=== AVAILABLE RECORDS ===

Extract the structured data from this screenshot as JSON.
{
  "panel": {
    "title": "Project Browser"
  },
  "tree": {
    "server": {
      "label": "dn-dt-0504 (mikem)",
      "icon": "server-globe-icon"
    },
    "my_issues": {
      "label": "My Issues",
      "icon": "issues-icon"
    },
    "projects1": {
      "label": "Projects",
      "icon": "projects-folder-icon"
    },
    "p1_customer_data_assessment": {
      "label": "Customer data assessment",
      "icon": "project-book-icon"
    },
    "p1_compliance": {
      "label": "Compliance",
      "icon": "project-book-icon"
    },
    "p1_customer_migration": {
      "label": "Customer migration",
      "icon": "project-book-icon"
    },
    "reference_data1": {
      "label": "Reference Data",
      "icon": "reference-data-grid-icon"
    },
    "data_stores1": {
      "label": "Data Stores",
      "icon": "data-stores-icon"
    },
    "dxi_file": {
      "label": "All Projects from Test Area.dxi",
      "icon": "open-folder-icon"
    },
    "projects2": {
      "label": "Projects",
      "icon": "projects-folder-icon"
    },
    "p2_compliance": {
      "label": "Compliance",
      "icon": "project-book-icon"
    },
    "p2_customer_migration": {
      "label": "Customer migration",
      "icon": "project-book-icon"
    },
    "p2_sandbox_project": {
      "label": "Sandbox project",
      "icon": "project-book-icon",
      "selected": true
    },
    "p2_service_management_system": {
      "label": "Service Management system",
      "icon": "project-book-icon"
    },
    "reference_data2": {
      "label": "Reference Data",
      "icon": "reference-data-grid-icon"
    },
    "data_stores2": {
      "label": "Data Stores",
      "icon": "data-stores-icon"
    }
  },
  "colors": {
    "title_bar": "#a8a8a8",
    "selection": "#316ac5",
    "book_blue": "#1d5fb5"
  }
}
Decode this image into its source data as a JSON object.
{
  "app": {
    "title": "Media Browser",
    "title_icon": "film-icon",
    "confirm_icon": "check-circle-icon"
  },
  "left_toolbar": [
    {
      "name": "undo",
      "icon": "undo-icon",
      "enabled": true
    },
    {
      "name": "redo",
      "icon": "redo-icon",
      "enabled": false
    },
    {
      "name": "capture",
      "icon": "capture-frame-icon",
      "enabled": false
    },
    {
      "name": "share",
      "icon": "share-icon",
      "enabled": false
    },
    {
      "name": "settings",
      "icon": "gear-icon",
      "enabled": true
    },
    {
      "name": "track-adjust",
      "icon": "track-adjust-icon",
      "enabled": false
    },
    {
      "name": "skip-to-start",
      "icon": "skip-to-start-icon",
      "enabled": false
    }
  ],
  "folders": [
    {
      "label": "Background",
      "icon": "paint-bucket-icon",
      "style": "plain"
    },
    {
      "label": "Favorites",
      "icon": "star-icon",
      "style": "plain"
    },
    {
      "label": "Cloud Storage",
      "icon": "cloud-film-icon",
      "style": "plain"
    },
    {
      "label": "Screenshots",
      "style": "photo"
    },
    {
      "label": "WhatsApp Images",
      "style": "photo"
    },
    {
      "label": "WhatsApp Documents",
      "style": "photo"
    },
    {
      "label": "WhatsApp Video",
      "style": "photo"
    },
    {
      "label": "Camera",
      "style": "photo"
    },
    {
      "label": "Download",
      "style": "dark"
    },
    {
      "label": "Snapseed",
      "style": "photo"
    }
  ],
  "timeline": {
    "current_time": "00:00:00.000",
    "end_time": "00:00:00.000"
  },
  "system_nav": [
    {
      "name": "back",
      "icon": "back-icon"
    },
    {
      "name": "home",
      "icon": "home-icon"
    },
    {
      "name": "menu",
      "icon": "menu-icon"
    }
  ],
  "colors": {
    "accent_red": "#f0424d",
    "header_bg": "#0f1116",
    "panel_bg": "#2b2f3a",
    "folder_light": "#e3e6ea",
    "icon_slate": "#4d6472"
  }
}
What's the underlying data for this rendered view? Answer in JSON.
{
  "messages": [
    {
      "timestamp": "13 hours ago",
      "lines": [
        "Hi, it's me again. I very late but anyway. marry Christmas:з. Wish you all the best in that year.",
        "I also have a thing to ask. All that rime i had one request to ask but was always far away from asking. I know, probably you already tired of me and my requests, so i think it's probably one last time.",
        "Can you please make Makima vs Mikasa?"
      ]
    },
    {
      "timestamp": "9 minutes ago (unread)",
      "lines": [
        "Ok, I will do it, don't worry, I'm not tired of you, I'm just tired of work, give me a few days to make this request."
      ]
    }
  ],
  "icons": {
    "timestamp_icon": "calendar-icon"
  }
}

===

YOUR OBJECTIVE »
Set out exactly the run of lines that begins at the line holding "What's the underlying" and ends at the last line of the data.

THE COMPLETED TASK »
What's the underlying data for this rendered view? Answer in JSON.
{
  "messages": [
    {
      "timestamp": "13 hours ago",
      "lines": [
        "Hi, it's me again. I very late but anyway. marry Christmas:з. Wish you all the best in that year.",
        "I also have a thing to ask. All that rime i had one request to ask but was always far away from asking. I know, probably you already tired of me and my requests, so i think it's probably one last time.",
        "Can you please make Makima vs Mikasa?"
      ]
    },
    {
      "timestamp": "9 minutes ago (unread)",
      "lines": [
        "Ok, I will do it, don't worry, I'm not tired of you, I'm just tired of work, give me a few days to make this request."
      ]
    }
  ],
  "icons": {
    "timestamp_icon": "calendar-icon"
  }
}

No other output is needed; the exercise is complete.